**MATERIAL SHOWN**
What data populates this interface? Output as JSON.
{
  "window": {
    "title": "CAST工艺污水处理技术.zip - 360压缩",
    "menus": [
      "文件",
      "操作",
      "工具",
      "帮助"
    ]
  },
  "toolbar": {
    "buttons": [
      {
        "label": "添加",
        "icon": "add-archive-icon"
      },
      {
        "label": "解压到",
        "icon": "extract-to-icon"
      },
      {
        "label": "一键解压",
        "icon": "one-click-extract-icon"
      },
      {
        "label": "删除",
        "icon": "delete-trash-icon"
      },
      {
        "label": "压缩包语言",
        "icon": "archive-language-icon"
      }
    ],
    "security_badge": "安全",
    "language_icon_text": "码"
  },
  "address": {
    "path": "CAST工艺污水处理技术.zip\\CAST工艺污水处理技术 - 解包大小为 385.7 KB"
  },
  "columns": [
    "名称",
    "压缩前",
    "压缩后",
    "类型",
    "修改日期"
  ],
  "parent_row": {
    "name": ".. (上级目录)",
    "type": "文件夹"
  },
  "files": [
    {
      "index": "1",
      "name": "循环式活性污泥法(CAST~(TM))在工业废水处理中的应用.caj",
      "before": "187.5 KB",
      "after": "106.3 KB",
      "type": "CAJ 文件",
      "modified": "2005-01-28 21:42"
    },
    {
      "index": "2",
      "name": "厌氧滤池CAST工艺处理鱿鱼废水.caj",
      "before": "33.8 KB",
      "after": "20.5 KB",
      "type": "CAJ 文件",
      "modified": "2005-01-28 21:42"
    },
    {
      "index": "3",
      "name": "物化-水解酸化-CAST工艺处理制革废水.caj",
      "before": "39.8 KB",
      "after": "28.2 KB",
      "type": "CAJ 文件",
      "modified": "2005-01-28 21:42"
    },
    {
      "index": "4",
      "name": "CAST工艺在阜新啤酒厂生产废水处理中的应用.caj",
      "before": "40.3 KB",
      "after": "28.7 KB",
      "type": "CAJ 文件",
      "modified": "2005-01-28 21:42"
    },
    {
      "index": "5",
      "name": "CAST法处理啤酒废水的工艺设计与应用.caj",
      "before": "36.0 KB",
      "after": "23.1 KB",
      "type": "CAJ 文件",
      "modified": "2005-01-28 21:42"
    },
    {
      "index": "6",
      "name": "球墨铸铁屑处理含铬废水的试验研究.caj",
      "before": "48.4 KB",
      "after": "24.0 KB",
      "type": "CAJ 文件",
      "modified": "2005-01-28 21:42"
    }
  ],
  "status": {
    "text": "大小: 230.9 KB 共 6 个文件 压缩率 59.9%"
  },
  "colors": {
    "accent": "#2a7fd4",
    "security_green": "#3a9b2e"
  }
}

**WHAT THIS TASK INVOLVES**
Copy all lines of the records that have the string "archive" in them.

**EXERCISE ANSWER**
        "icon": "add-archive-icon"
        "icon": "archive-language-icon"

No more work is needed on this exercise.